“I think transparency and cooperation between the Legislature and administration is very, very important,” she said. “I think we need to get these funds out as soon as possible but we also need to be aware that we actually have a huge liability in how we get them out and we need to be very transparent.”
Still, at the end of the day, the $1.25 billion is just one segment of many in federal funds.
Things could be made significantly better if Congress either amends the rules for the CARES Act funding to give it more flexibility or passes a new appropriation containing more flexible funding. Of course, it’s on precisely this issue that Senate Majority Leader Mitch McConnell suggested that states should just declare bankruptcy.
Or to put it other words: Who knows.
That’s the latest estimate of deficit in next year’s budget, according to an updated outlook by the Legislative Finance Division that was presented on Wednesday to the House Finance Committee. And that’s with a $0 PFD. Yikes.

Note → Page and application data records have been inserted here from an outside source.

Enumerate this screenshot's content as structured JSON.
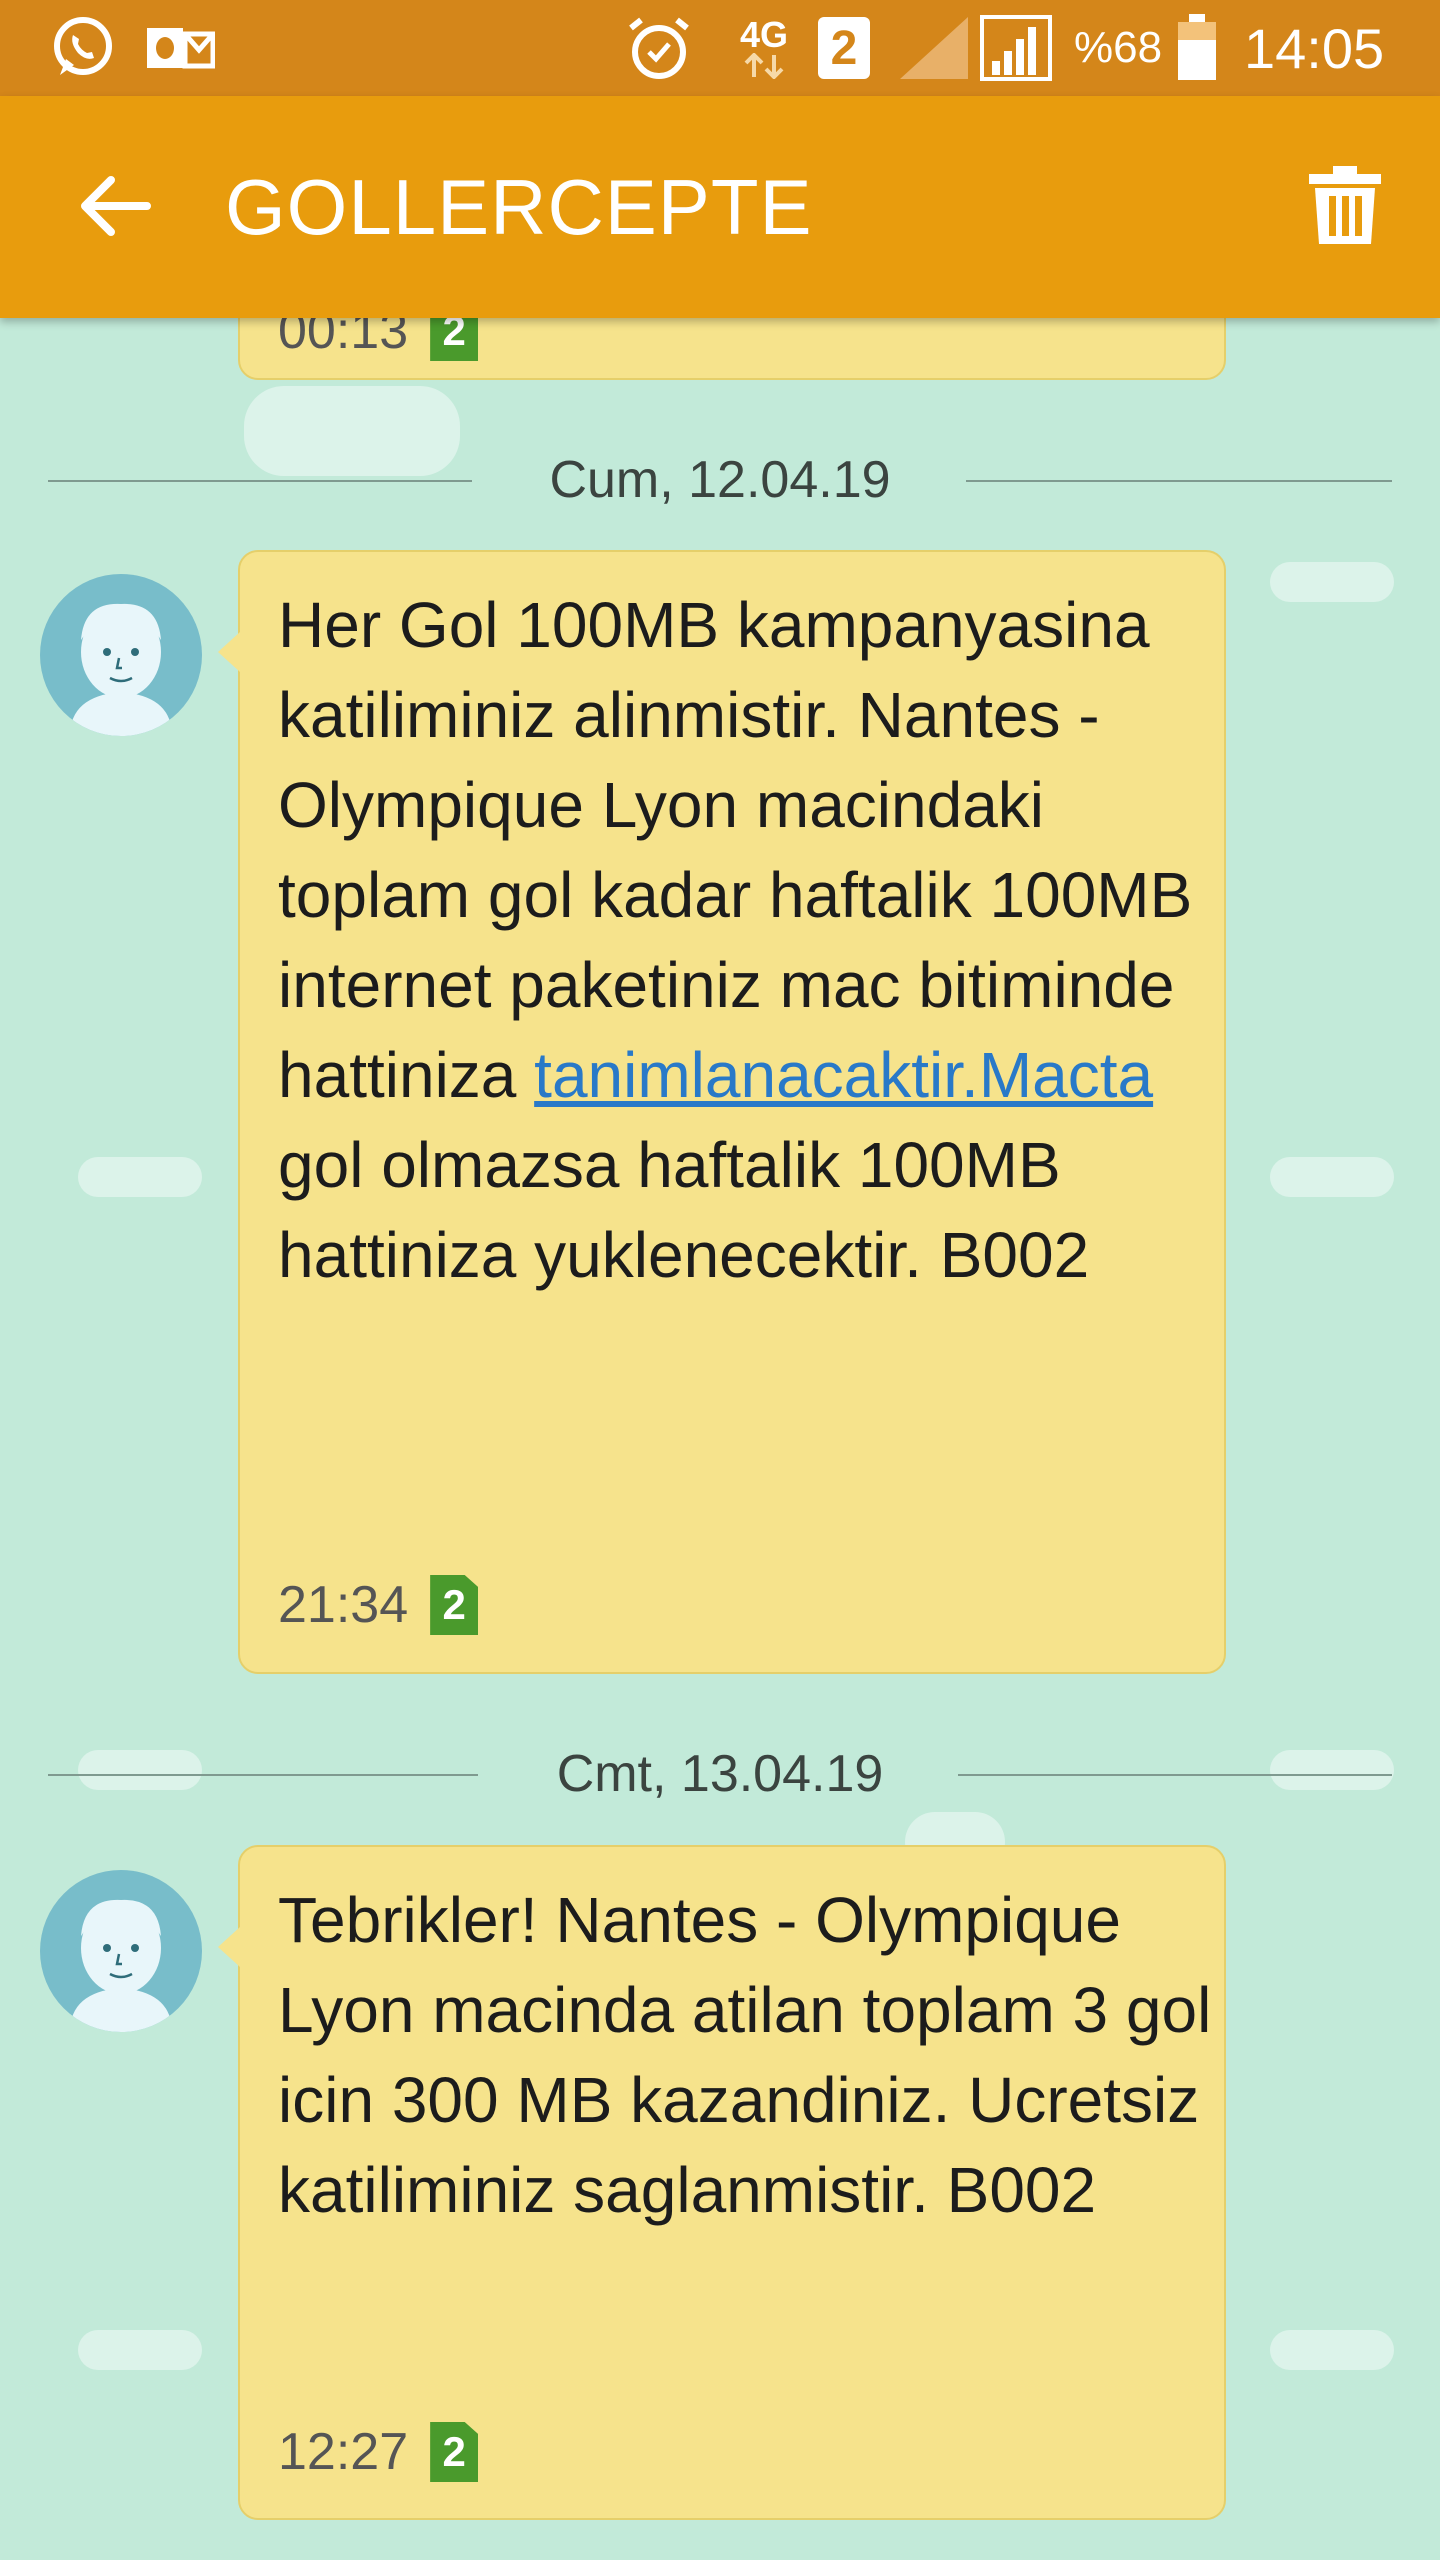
{
  "status_bar": {
    "network": "4G",
    "sim_slot": "2",
    "battery_percent": "%68",
    "battery_level": 0.68,
    "time": "14:05",
    "icons": [
      "whatsapp-icon",
      "outlook-icon",
      "alarm-icon",
      "data-arrows-icon",
      "sim2-icon",
      "signal-sim1-icon",
      "signal-sim2-icon",
      "battery-icon"
    ]
  },
  "app_bar": {
    "title": "GOLLERCEPTE",
    "back_icon": "arrow-back-icon",
    "delete_icon": "trash-icon"
  },
  "prev_message": {
    "time": "00:13",
    "sim": "2"
  },
  "conversation": [
    {
      "date": "Cum, 12.04.19",
      "message": {
        "text_before_link": "Her Gol 100MB kampanyasina katiliminiz alinmistir. Nantes - Olympique Lyon macindaki toplam gol kadar haftalik 100MB internet paketiniz mac bitiminde hattiniza ",
        "link": "tanimlanacaktir.Macta",
        "text_after_link": " gol olmazsa haftalik 100MB hattiniza yuklenecektir. B002",
        "time": "21:34",
        "sim": "2"
      }
    },
    {
      "date": "Cmt, 13.04.19",
      "message": {
        "text": "Tebrikler! Nantes - Olympique Lyon macinda atilan toplam 3 gol icin 300 MB kazandiniz. Ucretsiz katiliminiz saglanmistir. B002",
        "time": "12:27",
        "sim": "2"
      }
    }
  ],
  "colors": {
    "status_bar": "#d4861a",
    "app_bar": "#e89c0d",
    "background": "#c2ead9",
    "bubble": "#f6e38c",
    "link": "#2979c8",
    "sim_badge": "#4a9a2c"
  }
}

It’s a combination of the slumping oil prices and the stock market crash that’s driving down the value of the Alaska Permanent Fund and therefore the percent of market value draw from the Earnings Reserve Account. Finance Division Director Pat Pitney said to expect that draw to be at least $300 million lower for several because of the COVID-19 market crash and that’s only if the market crash lasts for a year and the Alaska Permanent Fund returns to its 7 percent return.
So, big oof. Very big oof.
That likely goes a very long way to explaining legislators’ general nervousness when it comes to playing around with the federal spending that might put the state on the hook later. There’re really no great answers here, and Pitney was pretty clear that the state has a statutory structural deficit that will require changes to both statutorily driven spending and statutorily driven revenues.
So, how about that additional direct-to-state aid?
Very good authority
And as if things weren’t alarming already, here’s what Rep. Ben Carpenter had to say during that Wednesday hearing:
“I have it on very good authority that we are days away from slowdown in production. If the economy doesn’t pickup nationwide to grow demand for fuel products then we’re looking at somewhere of a complete shutdown within the next 90 days, probably as soon as June,” said. “June-July timeline.”
Not sure what to say about it—the logistics of a TAPS shutdown are nightmareish—but it doesn’t at least coincide with some additional rumors that BP might be moving off with layoffs ahead of the handoff to Hillcorp in a response to slumping prices.
Today, Alyeska announced they’d be cutting TAPS by 50,000.
Alaska North Slope crude is up above $10 at a healthy $11.55.
For some understanding on just how dire it is, here’s the Legislative Finance Division’s slide on it the state of oil prices. Ten bucks is the cost just to get the transportation costs covered:
Happy World Book Day
And finally, the brain geniuses on the Mat-Su Borough School Board voted 5-2 to ban “The Things They Carried,” “I Know Why the Caged Bird Sings,” “Catch-22,” “Invisible Man” and “The Great Gatsby” from school curriculum. The jerks dispute the word “ban” and contend that they just removed them from the school curriculum, barring teachers from using them in classrooms. Right.
Among the reasons put into the board documents for the removal of the books from the curriculum are “’anti-white’ messaging” in “I Know Why the Caged Bird Sings.”
There’s plenty of bagging that we could do on them but, honestly, their own words do plenty. Check out the write up from the Frontiersman: School Board removes books from curriculum.